(Items from an interface collection)
━━━━━━━━━━
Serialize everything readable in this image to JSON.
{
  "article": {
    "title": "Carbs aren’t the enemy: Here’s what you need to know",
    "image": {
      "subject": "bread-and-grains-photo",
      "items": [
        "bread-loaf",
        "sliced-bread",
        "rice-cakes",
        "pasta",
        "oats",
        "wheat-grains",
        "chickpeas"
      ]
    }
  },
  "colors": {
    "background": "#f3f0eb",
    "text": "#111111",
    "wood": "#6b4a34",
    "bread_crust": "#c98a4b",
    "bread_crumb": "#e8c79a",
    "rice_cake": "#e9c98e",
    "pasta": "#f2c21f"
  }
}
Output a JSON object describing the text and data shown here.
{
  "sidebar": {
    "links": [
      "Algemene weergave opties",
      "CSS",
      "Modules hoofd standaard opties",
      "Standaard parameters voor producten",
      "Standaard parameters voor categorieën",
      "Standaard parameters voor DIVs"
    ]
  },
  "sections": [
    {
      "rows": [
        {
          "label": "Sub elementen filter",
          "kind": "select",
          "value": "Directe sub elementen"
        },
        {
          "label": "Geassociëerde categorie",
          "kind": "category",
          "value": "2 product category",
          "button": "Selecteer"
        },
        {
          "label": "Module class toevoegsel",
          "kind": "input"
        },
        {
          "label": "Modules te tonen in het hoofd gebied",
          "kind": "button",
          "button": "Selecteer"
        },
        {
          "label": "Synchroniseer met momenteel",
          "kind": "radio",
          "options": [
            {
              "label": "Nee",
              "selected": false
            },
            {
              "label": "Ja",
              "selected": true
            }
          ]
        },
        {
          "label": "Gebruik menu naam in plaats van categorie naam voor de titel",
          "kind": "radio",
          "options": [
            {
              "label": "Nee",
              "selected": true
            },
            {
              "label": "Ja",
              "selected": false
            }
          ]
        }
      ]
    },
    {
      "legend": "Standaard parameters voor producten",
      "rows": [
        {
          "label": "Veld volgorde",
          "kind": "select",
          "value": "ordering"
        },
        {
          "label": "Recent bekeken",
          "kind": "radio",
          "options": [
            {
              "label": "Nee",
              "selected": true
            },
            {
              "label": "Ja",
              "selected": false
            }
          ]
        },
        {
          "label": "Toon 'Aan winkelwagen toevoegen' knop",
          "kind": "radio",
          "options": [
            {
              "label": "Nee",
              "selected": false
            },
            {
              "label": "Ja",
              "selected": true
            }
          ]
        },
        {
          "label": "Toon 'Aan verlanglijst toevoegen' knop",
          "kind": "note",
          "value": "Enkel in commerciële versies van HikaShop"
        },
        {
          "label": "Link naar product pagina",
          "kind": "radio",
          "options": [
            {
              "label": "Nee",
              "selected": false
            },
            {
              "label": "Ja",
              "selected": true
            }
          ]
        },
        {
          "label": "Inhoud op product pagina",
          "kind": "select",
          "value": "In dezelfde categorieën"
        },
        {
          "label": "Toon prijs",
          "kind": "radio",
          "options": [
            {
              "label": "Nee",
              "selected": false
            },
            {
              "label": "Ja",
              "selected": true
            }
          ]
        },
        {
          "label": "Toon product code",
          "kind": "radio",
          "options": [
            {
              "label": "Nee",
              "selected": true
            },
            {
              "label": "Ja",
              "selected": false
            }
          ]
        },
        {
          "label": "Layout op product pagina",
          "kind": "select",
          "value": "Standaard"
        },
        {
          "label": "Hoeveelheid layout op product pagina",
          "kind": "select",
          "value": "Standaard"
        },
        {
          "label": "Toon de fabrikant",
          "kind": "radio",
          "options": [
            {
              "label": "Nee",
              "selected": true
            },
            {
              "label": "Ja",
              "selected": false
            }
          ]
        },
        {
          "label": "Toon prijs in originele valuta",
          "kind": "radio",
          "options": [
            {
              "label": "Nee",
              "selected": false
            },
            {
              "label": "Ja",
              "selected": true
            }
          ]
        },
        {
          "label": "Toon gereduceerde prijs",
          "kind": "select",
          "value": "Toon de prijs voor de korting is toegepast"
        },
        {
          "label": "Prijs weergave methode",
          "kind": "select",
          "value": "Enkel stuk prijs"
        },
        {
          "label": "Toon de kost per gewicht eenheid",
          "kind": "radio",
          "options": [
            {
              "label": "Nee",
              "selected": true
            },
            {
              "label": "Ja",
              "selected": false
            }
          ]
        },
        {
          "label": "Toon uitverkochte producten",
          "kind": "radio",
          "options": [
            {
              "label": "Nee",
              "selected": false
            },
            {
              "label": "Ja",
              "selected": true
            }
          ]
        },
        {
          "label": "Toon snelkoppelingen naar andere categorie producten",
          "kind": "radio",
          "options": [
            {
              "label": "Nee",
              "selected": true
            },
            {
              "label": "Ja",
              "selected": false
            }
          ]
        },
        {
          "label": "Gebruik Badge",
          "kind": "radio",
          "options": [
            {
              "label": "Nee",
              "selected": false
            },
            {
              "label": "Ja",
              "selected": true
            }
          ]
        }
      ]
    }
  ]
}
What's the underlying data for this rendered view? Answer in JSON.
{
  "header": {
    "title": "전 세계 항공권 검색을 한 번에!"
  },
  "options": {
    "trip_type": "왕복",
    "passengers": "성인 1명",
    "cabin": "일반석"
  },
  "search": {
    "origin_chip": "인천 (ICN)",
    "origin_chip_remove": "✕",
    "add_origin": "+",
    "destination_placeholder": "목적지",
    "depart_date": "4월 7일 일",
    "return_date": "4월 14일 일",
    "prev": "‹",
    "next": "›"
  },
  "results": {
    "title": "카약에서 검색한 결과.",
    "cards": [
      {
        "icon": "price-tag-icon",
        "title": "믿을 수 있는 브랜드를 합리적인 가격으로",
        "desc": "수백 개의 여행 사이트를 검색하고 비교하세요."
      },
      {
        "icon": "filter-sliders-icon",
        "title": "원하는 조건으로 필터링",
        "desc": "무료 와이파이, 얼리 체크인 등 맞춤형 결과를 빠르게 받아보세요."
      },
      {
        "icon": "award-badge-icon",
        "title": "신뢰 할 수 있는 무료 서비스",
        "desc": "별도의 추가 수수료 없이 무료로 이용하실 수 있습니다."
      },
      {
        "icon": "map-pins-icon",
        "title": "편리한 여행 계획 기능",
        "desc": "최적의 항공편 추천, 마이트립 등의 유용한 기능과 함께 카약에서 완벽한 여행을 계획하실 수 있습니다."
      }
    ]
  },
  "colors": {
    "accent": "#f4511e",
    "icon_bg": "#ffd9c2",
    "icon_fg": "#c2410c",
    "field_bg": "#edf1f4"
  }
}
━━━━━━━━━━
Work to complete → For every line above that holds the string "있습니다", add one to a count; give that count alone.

Exercise solution → 2